-- Given information --
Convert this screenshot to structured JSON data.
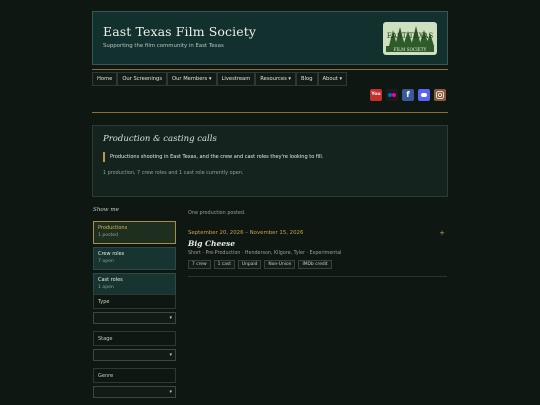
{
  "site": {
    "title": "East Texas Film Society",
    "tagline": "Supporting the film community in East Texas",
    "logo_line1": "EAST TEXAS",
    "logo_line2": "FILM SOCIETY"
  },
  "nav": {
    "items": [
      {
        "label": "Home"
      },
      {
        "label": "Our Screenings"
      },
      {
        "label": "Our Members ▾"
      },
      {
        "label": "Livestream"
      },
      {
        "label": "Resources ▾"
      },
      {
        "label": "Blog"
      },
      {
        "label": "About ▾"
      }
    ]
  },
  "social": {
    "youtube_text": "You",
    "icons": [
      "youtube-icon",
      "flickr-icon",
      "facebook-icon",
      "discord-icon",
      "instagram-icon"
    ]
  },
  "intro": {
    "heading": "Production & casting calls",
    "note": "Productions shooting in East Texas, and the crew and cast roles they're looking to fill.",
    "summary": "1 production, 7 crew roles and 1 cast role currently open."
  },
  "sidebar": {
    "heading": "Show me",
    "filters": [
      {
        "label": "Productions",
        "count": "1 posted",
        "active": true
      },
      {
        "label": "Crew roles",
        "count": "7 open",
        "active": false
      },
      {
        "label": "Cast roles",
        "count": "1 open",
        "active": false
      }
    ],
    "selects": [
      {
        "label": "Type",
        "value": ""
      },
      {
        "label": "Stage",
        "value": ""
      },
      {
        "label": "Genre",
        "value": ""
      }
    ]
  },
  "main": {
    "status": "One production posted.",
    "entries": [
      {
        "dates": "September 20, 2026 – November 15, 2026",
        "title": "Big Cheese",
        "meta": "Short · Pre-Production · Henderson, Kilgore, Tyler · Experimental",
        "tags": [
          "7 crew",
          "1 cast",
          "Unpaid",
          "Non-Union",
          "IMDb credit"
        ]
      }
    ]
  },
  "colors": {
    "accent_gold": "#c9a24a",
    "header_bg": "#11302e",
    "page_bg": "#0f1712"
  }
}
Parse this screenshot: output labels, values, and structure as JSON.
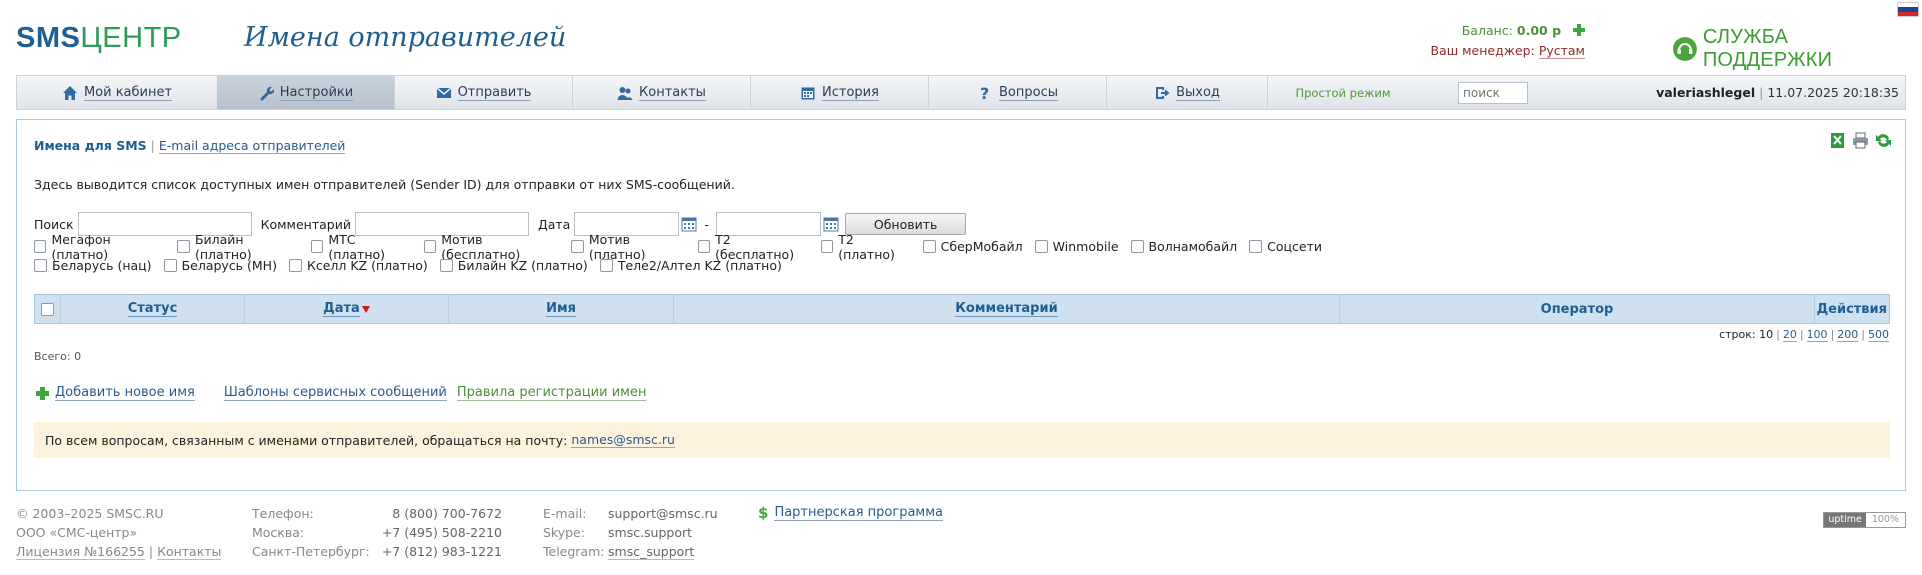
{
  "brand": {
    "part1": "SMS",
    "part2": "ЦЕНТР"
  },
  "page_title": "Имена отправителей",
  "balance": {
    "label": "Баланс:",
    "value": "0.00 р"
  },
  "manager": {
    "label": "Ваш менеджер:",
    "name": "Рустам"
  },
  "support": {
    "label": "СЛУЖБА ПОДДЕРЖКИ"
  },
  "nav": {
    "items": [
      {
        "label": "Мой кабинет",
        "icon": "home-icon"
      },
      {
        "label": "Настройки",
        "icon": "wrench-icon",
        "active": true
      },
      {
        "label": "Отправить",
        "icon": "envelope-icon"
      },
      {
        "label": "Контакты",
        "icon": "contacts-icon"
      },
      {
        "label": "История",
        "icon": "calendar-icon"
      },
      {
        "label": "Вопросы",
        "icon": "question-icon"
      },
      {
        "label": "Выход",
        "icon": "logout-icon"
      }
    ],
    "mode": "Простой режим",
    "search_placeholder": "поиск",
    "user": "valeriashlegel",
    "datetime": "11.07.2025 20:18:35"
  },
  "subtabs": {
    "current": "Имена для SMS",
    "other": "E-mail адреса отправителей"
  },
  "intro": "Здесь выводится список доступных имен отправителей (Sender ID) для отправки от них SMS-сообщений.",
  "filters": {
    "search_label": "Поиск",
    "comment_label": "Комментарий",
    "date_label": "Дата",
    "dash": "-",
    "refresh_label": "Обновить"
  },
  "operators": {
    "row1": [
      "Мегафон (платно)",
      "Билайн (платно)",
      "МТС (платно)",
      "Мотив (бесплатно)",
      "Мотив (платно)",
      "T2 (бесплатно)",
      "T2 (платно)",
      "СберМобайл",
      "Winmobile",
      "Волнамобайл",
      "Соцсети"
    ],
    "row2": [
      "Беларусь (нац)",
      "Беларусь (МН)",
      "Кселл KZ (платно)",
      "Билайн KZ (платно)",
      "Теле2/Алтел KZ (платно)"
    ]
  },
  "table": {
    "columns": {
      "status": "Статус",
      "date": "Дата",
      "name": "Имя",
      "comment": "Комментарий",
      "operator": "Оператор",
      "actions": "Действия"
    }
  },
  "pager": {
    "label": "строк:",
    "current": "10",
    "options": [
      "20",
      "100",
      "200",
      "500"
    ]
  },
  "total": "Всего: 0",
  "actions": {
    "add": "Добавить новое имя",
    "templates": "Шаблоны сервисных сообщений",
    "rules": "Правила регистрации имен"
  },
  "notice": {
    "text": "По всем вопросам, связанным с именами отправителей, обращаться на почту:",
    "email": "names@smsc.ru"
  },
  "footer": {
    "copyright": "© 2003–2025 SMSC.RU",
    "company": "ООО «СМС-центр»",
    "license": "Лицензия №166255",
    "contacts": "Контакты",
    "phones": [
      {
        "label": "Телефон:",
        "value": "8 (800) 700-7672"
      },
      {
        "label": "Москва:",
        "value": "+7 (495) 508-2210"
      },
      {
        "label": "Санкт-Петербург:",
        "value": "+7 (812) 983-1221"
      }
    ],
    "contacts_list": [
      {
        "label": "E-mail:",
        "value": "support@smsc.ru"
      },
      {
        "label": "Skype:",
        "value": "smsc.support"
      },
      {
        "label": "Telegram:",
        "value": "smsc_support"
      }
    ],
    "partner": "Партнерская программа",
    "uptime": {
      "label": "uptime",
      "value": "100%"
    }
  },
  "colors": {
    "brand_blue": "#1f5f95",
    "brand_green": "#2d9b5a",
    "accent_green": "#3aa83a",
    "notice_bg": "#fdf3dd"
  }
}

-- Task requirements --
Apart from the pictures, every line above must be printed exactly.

-- Result of this exercise --
Convert this screenshot to structured JSON data.
{
  "site": {
    "title": "East Texas Film Society",
    "tagline": "Supporting the film community in East Texas",
    "logo_line1": "EAST TEXAS",
    "logo_line2": "FILM SOCIETY"
  },
  "nav": {
    "items": [
      {
        "label": "Home"
      },
      {
        "label": "Our Screenings"
      },
      {
        "label": "Our Members ▾"
      },
      {
        "label": "Livestream"
      },
      {
        "label": "Resources ▾"
      },
      {
        "label": "Blog"
      },
      {
        "label": "About ▾"
      }
    ]
  },
  "social": {
    "youtube_text": "You",
    "icons": [
      "youtube-icon",
      "flickr-icon",
      "facebook-icon",
      "discord-icon",
      "instagram-icon"
    ]
  },
  "intro": {
    "heading": "Production & casting calls",
    "note": "Productions shooting in East Texas, and the crew and cast roles they're looking to fill.",
    "summary": "1 production, 7 crew roles and 1 cast role currently open."
  },
  "sidebar": {
    "heading": "Show me",
    "filters": [
      {
        "label": "Productions",
        "count": "1 posted",
        "active": true
      },
      {
        "label": "Crew roles",
        "count": "7 open",
        "active": false
      },
      {
        "label": "Cast roles",
        "count": "1 open",
        "active": false
      }
    ],
    "selects": [
      {
        "label": "Type",
        "value": ""
      },
      {
        "label": "Stage",
        "value": ""
      },
      {
        "label": "Genre",
        "value": ""
      }
    ]
  },
  "main": {
    "status": "One production posted.",
    "entries": [
      {
        "dates": "September 20, 2026 – November 15, 2026",
        "title": "Big Cheese",
        "meta": "Short · Pre-Production · Henderson, Kilgore, Tyler · Experimental",
        "tags": [
          "7 crew",
          "1 cast",
          "Unpaid",
          "Non-Union",
          "IMDb credit"
        ]
      }
    ]
  },
  "colors": {
    "accent_gold": "#c9a24a",
    "header_bg": "#11302e",
    "page_bg": "#0f1712"
  }
}
Parse this screenshot: output labels, values, and structure as JSON.
{
  "brand": {
    "part1": "SMS",
    "part2": "ЦЕНТР"
  },
  "page_title": "Имена отправителей",
  "balance": {
    "label": "Баланс:",
    "value": "0.00 р"
  },
  "manager": {
    "label": "Ваш менеджер:",
    "name": "Рустам"
  },
  "support": {
    "label": "СЛУЖБА ПОДДЕРЖКИ"
  },
  "nav": {
    "items": [
      {
        "label": "Мой кабинет",
        "icon": "home-icon"
      },
      {
        "label": "Настройки",
        "icon": "wrench-icon",
        "active": true
      },
      {
        "label": "Отправить",
        "icon": "envelope-icon"
      },
      {
        "label": "Контакты",
        "icon": "contacts-icon"
      },
      {
        "label": "История",
        "icon": "calendar-icon"
      },
      {
        "label": "Вопросы",
        "icon": "question-icon"
      },
      {
        "label": "Выход",
        "icon": "logout-icon"
      }
    ],
    "mode": "Простой режим",
    "search_placeholder": "поиск",
    "user": "valeriashlegel",
    "datetime": "11.07.2025 20:18:35"
  },
  "subtabs": {
    "current": "Имена для SMS",
    "other": "E-mail адреса отправителей"
  },
  "intro": "Здесь выводится список доступных имен отправителей (Sender ID) для отправки от них SMS-сообщений.",
  "filters": {
    "search_label": "Поиск",
    "comment_label": "Комментарий",
    "date_label": "Дата",
    "dash": "-",
    "refresh_label": "Обновить"
  },
  "operators": {
    "row1": [
      "Мегафон (платно)",
      "Билайн (платно)",
      "МТС (платно)",
      "Мотив (бесплатно)",
      "Мотив (платно)",
      "T2 (бесплатно)",
      "T2 (платно)",
      "СберМобайл",
      "Winmobile",
      "Волнамобайл",
      "Соцсети"
    ],
    "row2": [
      "Беларусь (нац)",
      "Беларусь (МН)",
      "Кселл KZ (платно)",
      "Билайн KZ (платно)",
      "Теле2/Алтел KZ (платно)"
    ]
  },
  "table": {
    "columns": {
      "status": "Статус",
      "date": "Дата",
      "name": "Имя",
      "comment": "Комментарий",
      "operator": "Оператор",
      "actions": "Действия"
    }
  },
  "pager": {
    "label": "строк:",
    "current": "10",
    "options": [
      "20",
      "100",
      "200",
      "500"
    ]
  },
  "total": "Всего: 0",
  "actions": {
    "add": "Добавить новое имя",
    "templates": "Шаблоны сервисных сообщений",
    "rules": "Правила регистрации имен"
  },
  "notice": {
    "text": "По всем вопросам, связанным с именами отправителей, обращаться на почту:",
    "email": "names@smsc.ru"
  },
  "footer": {
    "copyright": "© 2003–2025 SMSC.RU",
    "company": "ООО «СМС-центр»",
    "license": "Лицензия №166255",
    "contacts": "Контакты",
    "phones": [
      {
        "label": "Телефон:",
        "value": "8 (800) 700-7672"
      },
      {
        "label": "Москва:",
        "value": "+7 (495) 508-2210"
      },
      {
        "label": "Санкт-Петербург:",
        "value": "+7 (812) 983-1221"
      }
    ],
    "contacts_list": [
      {
        "label": "E-mail:",
        "value": "support@smsc.ru"
      },
      {
        "label": "Skype:",
        "value": "smsc.support"
      },
      {
        "label": "Telegram:",
        "value": "smsc_support"
      }
    ],
    "partner": "Партнерская программа",
    "uptime": {
      "label": "uptime",
      "value": "100%"
    }
  },
  "colors": {
    "brand_blue": "#1f5f95",
    "brand_green": "#2d9b5a",
    "accent_green": "#3aa83a",
    "notice_bg": "#fdf3dd"
  }
}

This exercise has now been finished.